The Cabala (sometimes spelled Kabbalah, but I chose this particular spelling to pun on "cabal") is a compilation of medieval Jewish mysticism that attempts to decode the Torah in search of the secret wisdom hidden in the text. All human action and decision impacts on the divine immanence of a dynamic and evolving God. Thus, the cosmos arises out of active communication between humanity and the divine. Visible in the opening credits of each episode of Evangelion and on the ceiling of Gendo Ikari's office, the map of the Ten Sefirot delineates the ten key aspects of divine presence. Reflected in numbers (particularly numerical codes which Cabalists believe can be extracted from the Torah and translated like prophecy), divisions of the body, types of virtue -- the sephirot become the key to decoding the structure of the universe and our unfolding place within it.
The Cabala attempts to bridge the infinite with the material, and in the case of Evangelion -- as patient viewers will see this unfold over the course of the series -- the theme of ethical communication is paramount. In many ways, Evangelion is about communication, or more precisely the consequences of miscommunication, among human beings (Gendo and Shinji, Shinji and the world, NERV and its ruling cabal, plus political machinations galore) and between humanity and the cosmos. Fans of the series have long noted the show's use of mythological references both obvious (the names of the angels) and oblique (the parallel between the Evas and the Golem legend). But to go into more detail about this would reveal too much about the direction of the series. Suffice to say that the use of such a complex symbolism in Evangelion is more than mere window dressing: it suggests a set of philosophical questions about cosmic order, free will, and ethical communication that expands the boundaries of this giant robot combat show beyond its traditional limits.
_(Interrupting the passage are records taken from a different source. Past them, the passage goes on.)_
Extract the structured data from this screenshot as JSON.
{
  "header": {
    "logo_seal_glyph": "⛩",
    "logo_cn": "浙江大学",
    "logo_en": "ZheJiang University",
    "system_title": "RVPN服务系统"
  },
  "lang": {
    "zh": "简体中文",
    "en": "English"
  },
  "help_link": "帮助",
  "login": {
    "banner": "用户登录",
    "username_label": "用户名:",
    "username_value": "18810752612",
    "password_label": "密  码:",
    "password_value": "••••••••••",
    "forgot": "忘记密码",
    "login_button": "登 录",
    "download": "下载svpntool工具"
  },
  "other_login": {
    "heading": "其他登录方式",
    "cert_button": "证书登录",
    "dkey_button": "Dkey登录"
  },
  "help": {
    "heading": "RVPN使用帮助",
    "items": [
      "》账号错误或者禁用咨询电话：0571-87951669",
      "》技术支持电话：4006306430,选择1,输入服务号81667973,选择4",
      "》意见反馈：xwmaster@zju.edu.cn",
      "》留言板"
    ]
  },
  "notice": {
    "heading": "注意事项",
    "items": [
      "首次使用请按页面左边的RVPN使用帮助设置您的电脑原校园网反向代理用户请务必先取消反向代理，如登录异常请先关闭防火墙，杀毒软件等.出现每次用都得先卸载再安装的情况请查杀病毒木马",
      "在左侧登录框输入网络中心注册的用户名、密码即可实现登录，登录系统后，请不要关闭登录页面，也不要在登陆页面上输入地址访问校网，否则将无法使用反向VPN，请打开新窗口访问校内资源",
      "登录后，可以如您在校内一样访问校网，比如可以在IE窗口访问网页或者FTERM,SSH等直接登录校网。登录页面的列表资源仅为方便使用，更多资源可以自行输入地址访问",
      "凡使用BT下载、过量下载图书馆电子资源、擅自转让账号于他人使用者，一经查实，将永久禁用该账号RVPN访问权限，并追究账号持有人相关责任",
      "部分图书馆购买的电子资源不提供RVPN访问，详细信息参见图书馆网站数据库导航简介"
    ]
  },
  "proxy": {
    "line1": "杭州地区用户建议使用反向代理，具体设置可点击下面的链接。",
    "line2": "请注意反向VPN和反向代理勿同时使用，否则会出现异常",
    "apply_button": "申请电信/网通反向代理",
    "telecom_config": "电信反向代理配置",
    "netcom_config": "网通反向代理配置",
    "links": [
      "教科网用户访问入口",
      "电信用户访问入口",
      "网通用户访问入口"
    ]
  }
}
Technical credits for Neon Genesis Evangelion: Collection 0:2 are the same as Collection 0:1. AD Vision offers Neon Genesis Evangelion in its original Japanese with optional English subtitles. An English language dub is also included, which is not too bad, although the performers do not give as much emotional depth to the characters as the original soundtrack. Spanish and French dubs round out the audio options. Previews for five other AD Vision releases are offered, as well as some more "character biographies" (this time for Asuka, Gendo, Kaji, Eva Unit 02, and the latest pair of angels).
My criticisms of the limitations of television animation still stand, but as noted earlier, there is probably little AD Vision can do on that front. I do wish that more extras were provided, especially to round out questions like the show's background mythology or Studio Gainax (whose history will be the subject of my next review in this series).
Neon Genesis Evangelion balances moments of epic tragedy, parody of mecha clichés, and complex philosophical questions. While the story in Collection 0:2 is only just beginning, loyal viewers who can afford to follow through on their collection will find the complete picture rewarding and exciting.
Once again, Studio Gainax is acquitted. Asuka is ordered to undergo some anger management training; Rei is sent for assertiveness training. And Shinji? We'll have to wait and see...
Review content copyright © 2001 Mike Pinsky; Site layout and review format copyright © 1998 - 2014 HipClick Designs LLC
Scales of Justice
Studio: ADV Films
* Full Frame
* Dolby Digital 2.0 Stereo (English)
* Dolby Digital 2.0 Stereo (French)
* Dolby Digital 2.0 Stereo (Japanese)
* Dolby Digital 2.0 Stereo (Spanish)
Running Time: 92 Minutes
Release Year: 1999
MPAA Rating: Not Rated
* Character Biographies
* Featured ADV Previews